Living Las Vegas
After a resounding success in Beverley Hills with his venue The Bazaar, José Andrés has continued to conquer the palates of American diners. His next stop was Las Vegas, where in 2011 he opened three premises in the splendid The Cosmopolitan Hotel. As well as a new branch of his famous Jaleo, a temple of Spanish cuisine in the United States (in the Las Vegas venue he has set aside a specific area for cooking traditional-style Valencian paella, using rice from the Albufera lake and orange tree wood), José Andrés has amazed gourmet fans by opening È by José Andrés, a premises with only 8 seats where you can try a menu consisting of 15-20 dishes featuring imported products, the majority of which are Spanish.

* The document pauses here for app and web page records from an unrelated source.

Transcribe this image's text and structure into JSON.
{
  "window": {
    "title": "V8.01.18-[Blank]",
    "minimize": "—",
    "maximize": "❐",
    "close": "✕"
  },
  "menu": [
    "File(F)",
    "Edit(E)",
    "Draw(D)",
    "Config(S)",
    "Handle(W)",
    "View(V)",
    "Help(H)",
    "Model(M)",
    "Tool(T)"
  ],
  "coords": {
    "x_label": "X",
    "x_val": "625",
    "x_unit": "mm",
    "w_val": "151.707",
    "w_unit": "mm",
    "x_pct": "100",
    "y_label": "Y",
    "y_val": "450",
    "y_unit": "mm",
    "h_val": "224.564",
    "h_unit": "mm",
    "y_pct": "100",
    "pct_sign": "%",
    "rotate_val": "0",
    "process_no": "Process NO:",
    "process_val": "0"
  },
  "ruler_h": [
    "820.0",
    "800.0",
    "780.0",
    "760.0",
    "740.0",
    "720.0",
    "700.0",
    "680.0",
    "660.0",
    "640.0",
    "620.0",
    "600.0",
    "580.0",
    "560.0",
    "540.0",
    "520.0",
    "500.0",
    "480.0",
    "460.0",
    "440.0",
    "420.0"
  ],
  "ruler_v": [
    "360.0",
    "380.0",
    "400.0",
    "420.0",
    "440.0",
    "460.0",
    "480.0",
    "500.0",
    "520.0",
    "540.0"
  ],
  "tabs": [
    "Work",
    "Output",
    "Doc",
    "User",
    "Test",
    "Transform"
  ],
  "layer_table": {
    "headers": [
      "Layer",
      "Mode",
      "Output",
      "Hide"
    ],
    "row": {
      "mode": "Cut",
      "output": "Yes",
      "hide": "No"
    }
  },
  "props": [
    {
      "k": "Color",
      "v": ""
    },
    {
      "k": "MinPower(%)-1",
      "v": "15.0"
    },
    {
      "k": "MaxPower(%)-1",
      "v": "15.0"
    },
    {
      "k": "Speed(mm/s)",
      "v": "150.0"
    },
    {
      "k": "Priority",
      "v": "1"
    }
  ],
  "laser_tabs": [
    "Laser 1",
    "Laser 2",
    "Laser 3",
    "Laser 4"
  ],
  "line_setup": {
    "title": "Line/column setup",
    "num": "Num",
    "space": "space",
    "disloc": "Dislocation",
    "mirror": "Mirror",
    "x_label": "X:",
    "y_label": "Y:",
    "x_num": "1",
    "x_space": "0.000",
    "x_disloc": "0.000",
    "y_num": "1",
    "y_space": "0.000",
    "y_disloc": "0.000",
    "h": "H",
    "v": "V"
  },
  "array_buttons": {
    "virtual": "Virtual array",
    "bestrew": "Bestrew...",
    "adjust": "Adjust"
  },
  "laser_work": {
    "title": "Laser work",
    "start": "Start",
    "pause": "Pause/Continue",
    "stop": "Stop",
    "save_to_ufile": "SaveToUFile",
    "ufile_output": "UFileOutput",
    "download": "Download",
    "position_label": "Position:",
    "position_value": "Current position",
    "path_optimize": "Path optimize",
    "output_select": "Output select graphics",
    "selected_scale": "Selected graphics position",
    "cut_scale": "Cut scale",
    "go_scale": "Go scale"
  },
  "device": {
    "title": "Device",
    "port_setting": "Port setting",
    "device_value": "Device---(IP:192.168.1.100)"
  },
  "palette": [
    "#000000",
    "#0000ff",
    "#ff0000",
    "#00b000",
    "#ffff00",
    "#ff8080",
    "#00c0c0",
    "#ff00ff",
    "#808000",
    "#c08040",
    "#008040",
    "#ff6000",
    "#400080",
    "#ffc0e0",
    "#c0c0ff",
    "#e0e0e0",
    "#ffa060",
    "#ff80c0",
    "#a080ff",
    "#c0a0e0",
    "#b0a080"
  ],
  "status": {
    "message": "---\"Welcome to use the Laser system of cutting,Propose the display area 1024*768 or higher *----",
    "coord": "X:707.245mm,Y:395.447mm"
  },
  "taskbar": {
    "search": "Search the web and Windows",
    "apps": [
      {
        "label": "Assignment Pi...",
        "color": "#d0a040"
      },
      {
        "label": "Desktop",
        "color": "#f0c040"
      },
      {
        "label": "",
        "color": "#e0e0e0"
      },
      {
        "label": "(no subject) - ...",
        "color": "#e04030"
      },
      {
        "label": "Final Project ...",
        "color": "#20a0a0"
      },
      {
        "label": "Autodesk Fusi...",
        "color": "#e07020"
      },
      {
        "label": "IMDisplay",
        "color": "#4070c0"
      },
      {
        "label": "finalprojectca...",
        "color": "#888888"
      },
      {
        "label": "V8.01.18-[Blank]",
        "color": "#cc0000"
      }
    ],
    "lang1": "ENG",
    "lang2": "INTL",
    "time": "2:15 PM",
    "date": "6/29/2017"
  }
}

And if that wasn't enough, he has also opened China Poblano in Las Vegas, where the menu combines Chinese and Mexican food. Where did this idea come from? José Andrés responds: "In the period when Felipe II was on the throne, the monarch sent Spanish galleons (merchant ships) all over the Pacific Ocean from China to Mexico". Monday 9th May 2011 was more than a special day for José Andrés. Spanish chef José Andrés, known for his innovative cooking and credited in popularizing tapas in America, won the James Beard Award for outstanding US chef, one of the most prestigious awards a chef based in the United States can receive. Congratulations!
After promoting and showing Spanish cuisine to US foodies, he embraced the culture of American diversity opening restaurants outside his native comfort zone, launching a pop-up restaurant, America Eats Tavern, in conjunction with What's Cooking, Uncle Sam?, an exhibit at the National Archives (June 10, 2011- January 3, 2012), located just a block away.
Spanish Food Truck in Washington DC?
The successful Spanish chef José Andrés had been toying with this idea for some years: take advantage of the popularity of street food in America to present fresh produce, cheeses and sausages from Spain to pedestrians in the U.S. capital, Washington DC. Starting March 2012, from 11:30 am to 2:30 pm, those who visit Pepe, the name of this food truck devised by José Andrés, may choose a variety of sandwiches including the Butifarra Burger (Spanish pork burger with alioli and brava sauce), Escalivada (roasted eggplant, red peppers, sweet onions, spinach and red mojo), Pepito de Ibérico (seared Ibérico pork and Serrano ham with roasted green peppers, caramelized onions and alioli), Spanish Grilled Cheese (Manchego, Murcia, Valdeón, Membrillo and fresh goat cheese), Jamón Serrano and Queso Manchego (Serrano ham and Manchego cheese) or Pollo Frito (fried chicken breast with lettuce, piparra peppers, alioli and brava sauce).
The collaboration between José Andrés and SLS Hotels continued with its Miami opening. Jose Andrés is the SLS Hotels Culinary Director, and is in charge of the food and beverage programs within the premises of the historic Art Deco building on Collins Avenue.